Here’s my proposal for a resurrection of the welfare system. (at least, the non-health related part of it).  We need to get more people working. I believe things are valued and taken care of more when one has to work for them.  I believe that people feel better about themselves when they are working and contributing.  FDR understood that.  During the Great Depression ( and if we’re not careful we’re heading straight for an even worse one) he created the CCC, found meaningful work for people, and gave them a wage for their time. Why is it that the state can require cities accept a certain number of homeless individuals in order to receive state aid?  What we should be doing is saying to each city and town:   Here’s earmarked aid for welfare.  Use it to provide and pay for jobs within your communities.  To welfare recipients and the unemployed, go to the city hall and sign up for work – then go do that work in order to get your assistance check.  MA is third in hourly wage equivalent welfare payments ($14.66 an hour) – only Alaska and Hawaii are higher.  source:  http://www.statisticbrain.com/welfare-statistics/   Not too shabby a wage, if you ask me. And, pass a drug test.

To churches sponsoring refugee immigrants: take a greater role in supporting your newly arrived members.  If these people do not have a place to stay when they get here, provide them one while they wait their turn for section 8 housing. (no bumping someone else down the list because you are a religious refugee)  And the state absolutely should not be providing annual  round trip tickets back to the country of origin so they can “maintain their cultural identity.”They left for whatever reason, and if they want to go back and visit they should save up like everyone else. My source for this is ancedotal – based on what I was told by my Ukrainian neighbor when she was discussing the benefits she was receiving from MA.   She (a lovely lady and great neighbor by the way) was astounded and pleased that MA would be so generous.   That generosity translated to  $1,800.00 per person for a family of 4 to go back to the Ukraine once a year.  You do the math.  Ouch!

To corporations asking for a bailout:  Sign a guarantee that profits coming in during a specified time after the aid is repaid are channelled in to improving the company infrastructure, hiring new workers,  providing additional training to current workers, and increasing wages for all employees.  Bonuses should not be even considered for executive level employees for at least 3 to 5 years after the government assistance has been paid back.  Because, whether an individual or corporate level bailout, it does come down to appearances (fairly or unfairly) , and us taxpayers are fed up.

So yeah, no easy answers, no glib solutions.  I think we are proverbially circling the drain right now –  so we need to take a careful, close look at how we are spending our money, and use both compassion and common sense to allocate our dwindling resources appropriately.

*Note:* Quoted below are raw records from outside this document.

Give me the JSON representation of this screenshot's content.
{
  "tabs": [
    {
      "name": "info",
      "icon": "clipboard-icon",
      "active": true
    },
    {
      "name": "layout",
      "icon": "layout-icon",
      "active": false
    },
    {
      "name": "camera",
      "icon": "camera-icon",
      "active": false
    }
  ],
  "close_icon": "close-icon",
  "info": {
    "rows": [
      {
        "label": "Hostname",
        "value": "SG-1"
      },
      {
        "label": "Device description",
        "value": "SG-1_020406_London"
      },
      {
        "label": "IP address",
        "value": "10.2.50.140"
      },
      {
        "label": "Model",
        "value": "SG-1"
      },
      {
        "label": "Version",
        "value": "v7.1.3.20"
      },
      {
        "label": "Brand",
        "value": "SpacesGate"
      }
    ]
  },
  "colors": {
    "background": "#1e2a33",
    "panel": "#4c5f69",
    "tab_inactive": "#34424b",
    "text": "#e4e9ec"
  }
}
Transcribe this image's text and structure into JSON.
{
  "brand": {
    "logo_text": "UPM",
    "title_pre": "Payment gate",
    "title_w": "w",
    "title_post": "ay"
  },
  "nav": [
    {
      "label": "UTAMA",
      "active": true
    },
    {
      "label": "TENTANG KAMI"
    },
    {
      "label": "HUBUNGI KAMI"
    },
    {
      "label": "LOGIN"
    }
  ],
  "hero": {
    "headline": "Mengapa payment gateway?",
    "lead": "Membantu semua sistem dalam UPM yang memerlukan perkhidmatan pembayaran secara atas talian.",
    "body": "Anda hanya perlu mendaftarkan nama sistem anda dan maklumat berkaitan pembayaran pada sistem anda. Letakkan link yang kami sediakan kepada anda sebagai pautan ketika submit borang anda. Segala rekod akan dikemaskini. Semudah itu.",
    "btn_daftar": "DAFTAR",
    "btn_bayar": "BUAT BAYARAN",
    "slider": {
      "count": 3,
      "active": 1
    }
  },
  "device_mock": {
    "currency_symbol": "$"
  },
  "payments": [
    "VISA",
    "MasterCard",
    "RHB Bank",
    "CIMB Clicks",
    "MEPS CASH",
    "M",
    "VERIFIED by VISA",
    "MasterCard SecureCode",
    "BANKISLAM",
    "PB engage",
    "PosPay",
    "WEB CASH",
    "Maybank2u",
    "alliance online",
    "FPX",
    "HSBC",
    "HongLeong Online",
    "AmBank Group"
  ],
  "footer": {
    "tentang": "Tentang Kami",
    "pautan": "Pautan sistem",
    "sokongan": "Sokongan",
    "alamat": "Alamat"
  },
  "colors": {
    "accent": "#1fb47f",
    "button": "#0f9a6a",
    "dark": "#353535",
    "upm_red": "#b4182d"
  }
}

By holding people and businesses accountable, we are helping to assure our dollars are spent as we intend them to be.